┌────────

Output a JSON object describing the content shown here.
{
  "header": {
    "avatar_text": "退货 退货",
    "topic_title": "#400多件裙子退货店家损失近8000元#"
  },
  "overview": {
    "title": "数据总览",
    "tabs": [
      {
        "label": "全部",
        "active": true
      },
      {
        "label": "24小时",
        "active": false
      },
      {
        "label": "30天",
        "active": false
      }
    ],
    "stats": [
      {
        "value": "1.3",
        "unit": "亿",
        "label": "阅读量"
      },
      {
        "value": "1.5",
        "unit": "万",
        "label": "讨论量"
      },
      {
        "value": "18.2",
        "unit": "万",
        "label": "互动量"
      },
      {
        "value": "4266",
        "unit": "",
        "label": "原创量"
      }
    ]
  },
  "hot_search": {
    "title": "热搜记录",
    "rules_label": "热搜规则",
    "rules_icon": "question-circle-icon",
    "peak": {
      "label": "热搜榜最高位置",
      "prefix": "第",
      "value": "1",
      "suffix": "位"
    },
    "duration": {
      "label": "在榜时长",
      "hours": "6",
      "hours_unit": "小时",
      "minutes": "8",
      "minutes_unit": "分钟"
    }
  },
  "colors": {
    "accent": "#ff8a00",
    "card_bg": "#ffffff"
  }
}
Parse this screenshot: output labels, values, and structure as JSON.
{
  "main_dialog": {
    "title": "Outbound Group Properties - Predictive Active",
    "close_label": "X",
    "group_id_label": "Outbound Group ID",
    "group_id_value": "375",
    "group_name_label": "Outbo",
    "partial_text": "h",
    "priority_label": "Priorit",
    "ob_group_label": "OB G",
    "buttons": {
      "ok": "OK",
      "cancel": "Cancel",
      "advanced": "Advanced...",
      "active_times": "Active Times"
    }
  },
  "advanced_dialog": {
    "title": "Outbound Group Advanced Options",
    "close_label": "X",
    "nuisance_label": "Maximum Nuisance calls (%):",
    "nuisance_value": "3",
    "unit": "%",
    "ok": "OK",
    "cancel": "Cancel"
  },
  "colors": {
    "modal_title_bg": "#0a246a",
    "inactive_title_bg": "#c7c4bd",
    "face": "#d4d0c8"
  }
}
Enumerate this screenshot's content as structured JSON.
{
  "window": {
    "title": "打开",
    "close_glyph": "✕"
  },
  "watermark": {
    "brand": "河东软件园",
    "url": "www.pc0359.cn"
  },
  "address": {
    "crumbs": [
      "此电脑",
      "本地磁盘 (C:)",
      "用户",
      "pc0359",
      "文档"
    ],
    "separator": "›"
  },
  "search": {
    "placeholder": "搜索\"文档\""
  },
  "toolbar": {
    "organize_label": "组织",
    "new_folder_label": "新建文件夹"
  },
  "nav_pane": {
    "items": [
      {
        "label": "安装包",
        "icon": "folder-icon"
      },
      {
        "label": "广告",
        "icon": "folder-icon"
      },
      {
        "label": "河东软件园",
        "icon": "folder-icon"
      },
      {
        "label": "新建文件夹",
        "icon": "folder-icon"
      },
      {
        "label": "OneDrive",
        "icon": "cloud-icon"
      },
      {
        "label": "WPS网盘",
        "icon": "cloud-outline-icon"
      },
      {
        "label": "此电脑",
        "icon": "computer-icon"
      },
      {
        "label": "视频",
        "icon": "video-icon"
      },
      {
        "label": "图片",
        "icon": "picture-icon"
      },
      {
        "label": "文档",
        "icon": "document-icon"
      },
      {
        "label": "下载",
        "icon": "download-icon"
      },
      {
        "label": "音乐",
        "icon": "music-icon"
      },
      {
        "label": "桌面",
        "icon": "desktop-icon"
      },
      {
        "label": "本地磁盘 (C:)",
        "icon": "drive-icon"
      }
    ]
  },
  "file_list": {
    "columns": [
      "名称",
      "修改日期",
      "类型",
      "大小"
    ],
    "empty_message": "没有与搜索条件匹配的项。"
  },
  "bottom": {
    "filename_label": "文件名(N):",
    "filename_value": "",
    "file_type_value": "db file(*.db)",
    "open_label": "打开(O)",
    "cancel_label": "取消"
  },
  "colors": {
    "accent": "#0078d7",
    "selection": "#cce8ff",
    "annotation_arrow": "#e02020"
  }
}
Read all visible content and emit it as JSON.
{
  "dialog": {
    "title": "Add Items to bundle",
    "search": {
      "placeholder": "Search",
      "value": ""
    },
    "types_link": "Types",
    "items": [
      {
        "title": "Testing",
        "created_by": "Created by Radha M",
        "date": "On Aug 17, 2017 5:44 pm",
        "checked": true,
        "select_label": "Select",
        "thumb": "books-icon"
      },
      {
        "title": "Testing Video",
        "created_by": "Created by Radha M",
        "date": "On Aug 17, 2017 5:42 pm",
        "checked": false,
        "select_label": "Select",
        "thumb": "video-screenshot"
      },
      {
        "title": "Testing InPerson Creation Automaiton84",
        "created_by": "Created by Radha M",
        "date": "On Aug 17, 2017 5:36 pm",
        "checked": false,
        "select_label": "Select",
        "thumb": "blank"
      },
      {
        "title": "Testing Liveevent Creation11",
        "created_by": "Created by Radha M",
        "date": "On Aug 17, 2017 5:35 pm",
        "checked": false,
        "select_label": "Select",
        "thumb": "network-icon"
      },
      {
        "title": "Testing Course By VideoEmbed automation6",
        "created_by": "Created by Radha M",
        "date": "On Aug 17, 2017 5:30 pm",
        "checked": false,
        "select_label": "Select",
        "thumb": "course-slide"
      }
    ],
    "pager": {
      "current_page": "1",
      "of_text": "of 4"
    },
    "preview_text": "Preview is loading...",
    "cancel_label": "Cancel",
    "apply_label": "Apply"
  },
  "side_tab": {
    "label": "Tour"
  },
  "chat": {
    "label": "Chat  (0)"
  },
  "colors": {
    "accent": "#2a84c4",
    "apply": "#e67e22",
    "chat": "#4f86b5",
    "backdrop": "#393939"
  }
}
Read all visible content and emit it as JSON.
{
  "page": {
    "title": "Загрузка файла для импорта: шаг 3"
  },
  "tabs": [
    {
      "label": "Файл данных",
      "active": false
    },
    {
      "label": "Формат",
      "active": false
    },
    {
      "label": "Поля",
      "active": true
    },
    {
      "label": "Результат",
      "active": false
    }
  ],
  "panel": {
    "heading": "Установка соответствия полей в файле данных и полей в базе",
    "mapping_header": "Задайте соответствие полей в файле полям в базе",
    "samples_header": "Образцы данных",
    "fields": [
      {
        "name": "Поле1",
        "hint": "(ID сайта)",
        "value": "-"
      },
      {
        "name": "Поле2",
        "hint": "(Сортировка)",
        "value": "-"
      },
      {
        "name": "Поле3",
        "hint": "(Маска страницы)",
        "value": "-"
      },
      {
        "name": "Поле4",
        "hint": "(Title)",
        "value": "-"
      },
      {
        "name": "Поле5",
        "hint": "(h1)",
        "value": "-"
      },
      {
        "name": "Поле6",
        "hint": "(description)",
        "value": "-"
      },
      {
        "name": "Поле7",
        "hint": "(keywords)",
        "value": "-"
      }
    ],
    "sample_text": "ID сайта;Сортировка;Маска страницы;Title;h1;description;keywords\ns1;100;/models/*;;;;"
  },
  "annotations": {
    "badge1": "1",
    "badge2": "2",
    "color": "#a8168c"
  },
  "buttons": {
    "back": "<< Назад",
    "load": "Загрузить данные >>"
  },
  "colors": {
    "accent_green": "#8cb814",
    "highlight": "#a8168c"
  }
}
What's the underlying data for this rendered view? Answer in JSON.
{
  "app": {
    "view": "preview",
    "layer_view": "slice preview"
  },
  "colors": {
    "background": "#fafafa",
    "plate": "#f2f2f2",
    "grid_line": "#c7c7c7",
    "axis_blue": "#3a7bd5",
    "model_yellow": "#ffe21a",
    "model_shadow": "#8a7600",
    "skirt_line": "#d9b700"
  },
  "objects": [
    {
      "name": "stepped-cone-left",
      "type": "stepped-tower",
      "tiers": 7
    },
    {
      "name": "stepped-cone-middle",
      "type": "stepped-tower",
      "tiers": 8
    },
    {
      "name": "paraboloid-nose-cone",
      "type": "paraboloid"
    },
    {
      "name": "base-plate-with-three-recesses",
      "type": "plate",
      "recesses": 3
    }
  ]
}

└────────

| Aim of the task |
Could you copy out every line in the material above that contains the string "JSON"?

| Output |
Output a JSON object describing the content shown here.
Parse this screenshot: output labels, values, and structure as JSON.
Enumerate this screenshot's content as structured JSON.
Read all visible content and emit it as JSON.
Read all visible content and emit it as JSON.
What's the underlying data for this rendered view? Answer in JSON.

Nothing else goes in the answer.